### ASSIGNMENT
Take each line from the entries that holds "selected" and copy it out.

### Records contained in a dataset
----
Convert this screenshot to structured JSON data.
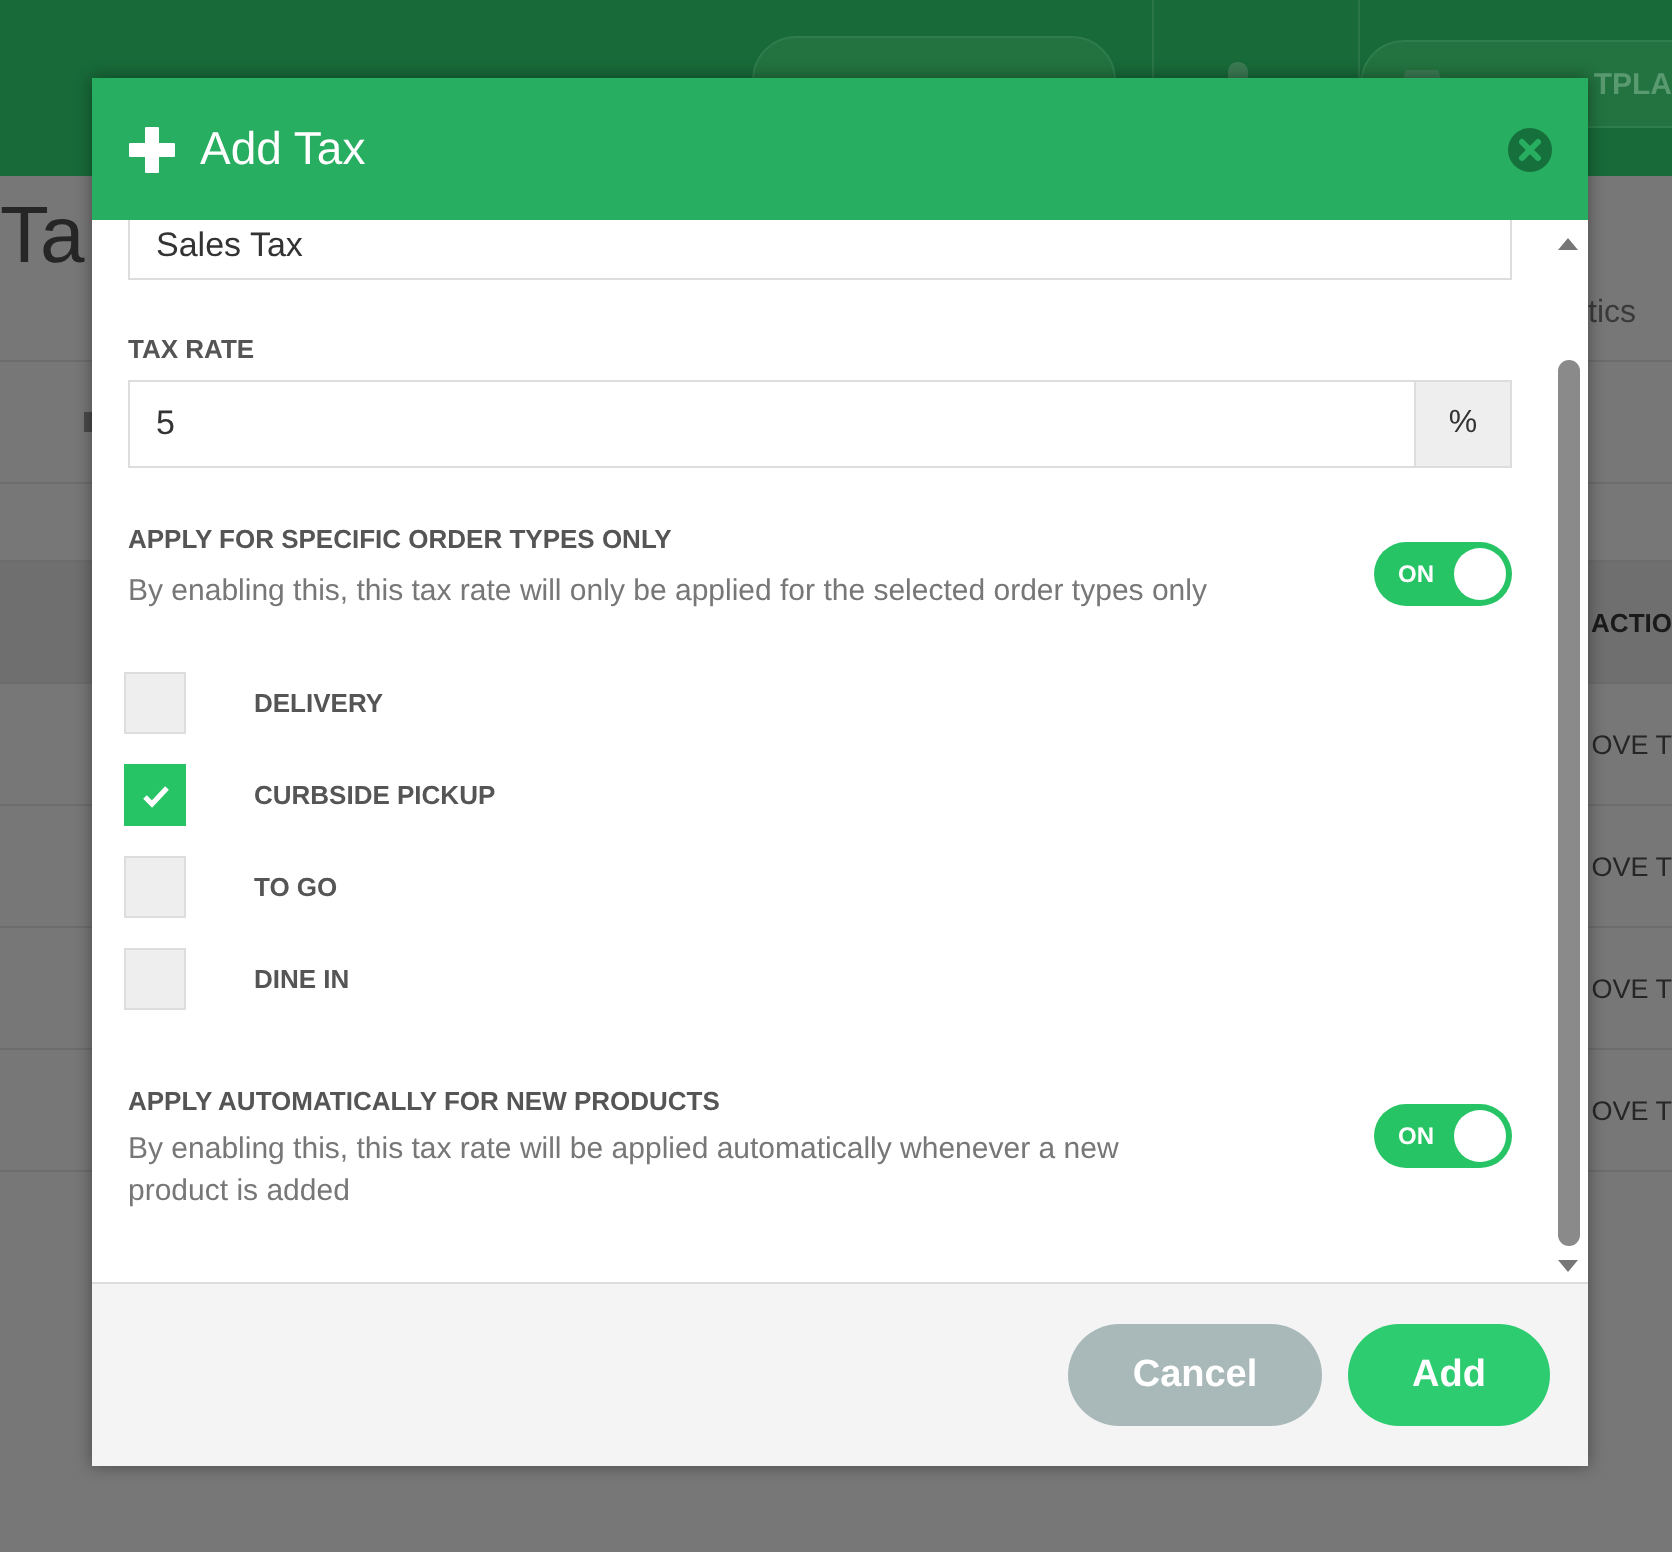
{
  "page": {
    "header_buttons": [
      {
        "kind": "plain"
      },
      {
        "label": "TPLA",
        "kind": "store"
      }
    ],
    "title": "Ta",
    "subtitle": "tics",
    "table": {
      "column_header": "ACTIO",
      "rows": [
        "OVE T",
        "OVE T",
        "OVE T",
        "OVE T"
      ]
    }
  },
  "dialog": {
    "title": "Add Tax",
    "name_value": "Sales Tax",
    "rate_label": "TAX RATE",
    "rate_value": "5",
    "rate_suffix": "%",
    "order_types_setting": {
      "label": "APPLY FOR SPECIFIC ORDER TYPES ONLY",
      "description": "By enabling this, this tax rate will only be applied for the selected order types only",
      "on": true,
      "state_label": "ON"
    },
    "order_types": [
      {
        "label": "DELIVERY",
        "checked": false
      },
      {
        "label": "CURBSIDE PICKUP",
        "checked": true
      },
      {
        "label": "TO GO",
        "checked": false
      },
      {
        "label": "DINE IN",
        "checked": false
      }
    ],
    "auto_apply_setting": {
      "label": "APPLY AUTOMATICALLY FOR NEW PRODUCTS",
      "description": "By enabling this, this tax rate will be applied automatically whenever a new product is added",
      "on": true,
      "state_label": "ON"
    },
    "buttons": [
      {
        "label": "Cancel",
        "kind": "secondary"
      },
      {
        "label": "Add",
        "kind": "primary"
      }
    ]
  }
}
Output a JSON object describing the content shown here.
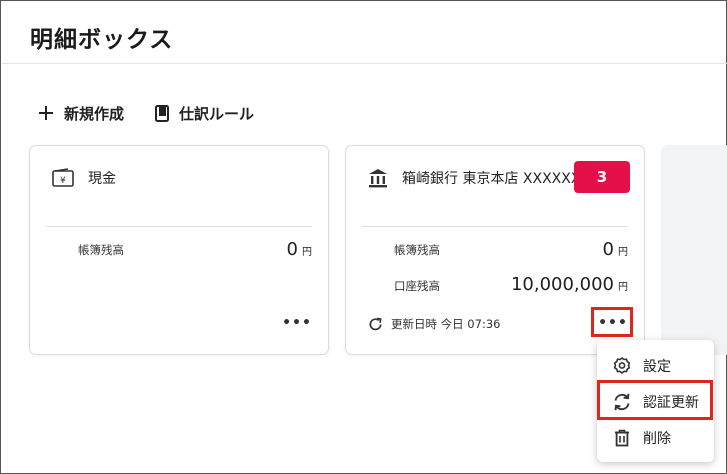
{
  "page": {
    "title": "明細ボックス"
  },
  "toolbar": {
    "new_label": "新規作成",
    "journal_rules_label": "仕訳ルール"
  },
  "cards": [
    {
      "title": "現金",
      "book_balance_label": "帳簿残高",
      "book_balance_value": "0",
      "book_balance_unit": "円"
    },
    {
      "title": "箱崎銀行 東京本店 XXXXXXX",
      "badge": "3",
      "book_balance_label": "帳簿残高",
      "book_balance_value": "0",
      "book_balance_unit": "円",
      "account_balance_label": "口座残高",
      "account_balance_value": "10,000,000",
      "account_balance_unit": "円",
      "updated_label": "更新日時 今日 07:36"
    }
  ],
  "menu": {
    "items": [
      {
        "label": "設定",
        "icon": "gear-icon"
      },
      {
        "label": "認証更新",
        "icon": "refresh-icon"
      },
      {
        "label": "削除",
        "icon": "trash-icon"
      }
    ]
  },
  "colors": {
    "badge": "#e5104a",
    "highlight": "#e0261b"
  }
}
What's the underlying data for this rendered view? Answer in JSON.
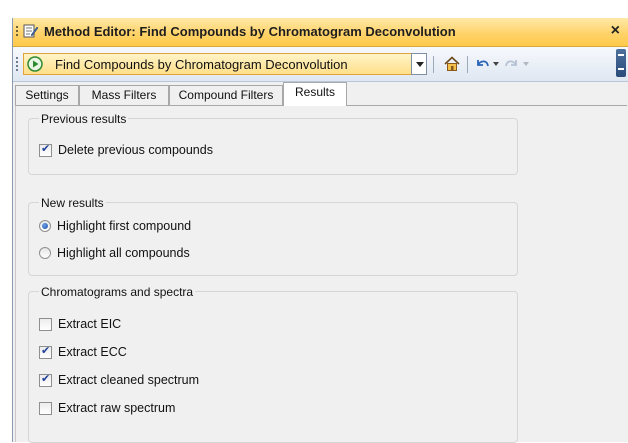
{
  "window": {
    "title": "Method Editor: Find Compounds by Chromatogram Deconvolution",
    "close_symbol": "×"
  },
  "toolbar": {
    "method_name": "Find Compounds by Chromatogram Deconvolution",
    "icons": [
      "play-icon",
      "home-icon",
      "undo-icon",
      "redo-icon"
    ]
  },
  "tabs": [
    {
      "label": "Settings",
      "active": false
    },
    {
      "label": "Mass Filters",
      "active": false
    },
    {
      "label": "Compound Filters",
      "active": false
    },
    {
      "label": "Results",
      "active": true
    }
  ],
  "groups": {
    "previous": {
      "title": "Previous results",
      "options": [
        {
          "label": "Delete previous compounds",
          "checked": true
        }
      ]
    },
    "new": {
      "title": "New results",
      "options": [
        {
          "label": "Highlight first compound",
          "selected": true
        },
        {
          "label": "Highlight all compounds",
          "selected": false
        }
      ]
    },
    "chromatograms": {
      "title": "Chromatograms and spectra",
      "options": [
        {
          "label": "Extract EIC",
          "checked": false
        },
        {
          "label": "Extract ECC",
          "checked": true
        },
        {
          "label": "Extract cleaned spectrum",
          "checked": true
        },
        {
          "label": "Extract raw spectrum",
          "checked": false
        }
      ]
    }
  },
  "colors": {
    "title_bar": "#ffd36a",
    "accent_check": "#23419a",
    "panel_bg": "#f0f0f0"
  }
}
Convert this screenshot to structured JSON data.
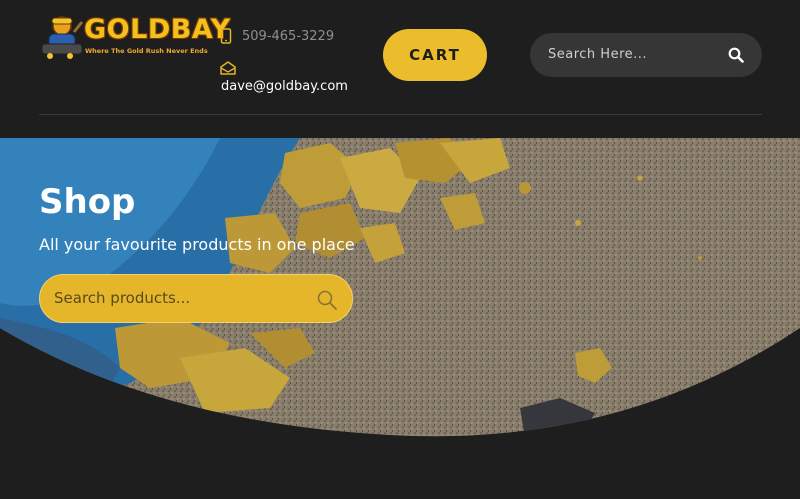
{
  "brand": {
    "name": "GOLDBAY",
    "tagline": "Where The Gold Rush Never Ends"
  },
  "contact": {
    "phone": "509-465-3229",
    "email": "dave@goldbay.com"
  },
  "header": {
    "cart_label": "CART",
    "search_placeholder": "Search Here..."
  },
  "hero": {
    "title": "Shop",
    "subtitle": "All your favourite products in one place",
    "search_placeholder": "Search products..."
  },
  "colors": {
    "background": "#1e1e1e",
    "accent": "#ebbc2b",
    "search_bg": "#363636"
  }
}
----
### ANSWER BOX
      "description": "By enabling this, this tax rate will only be applied for the selected order types only",
          "selected": true
          "selected": false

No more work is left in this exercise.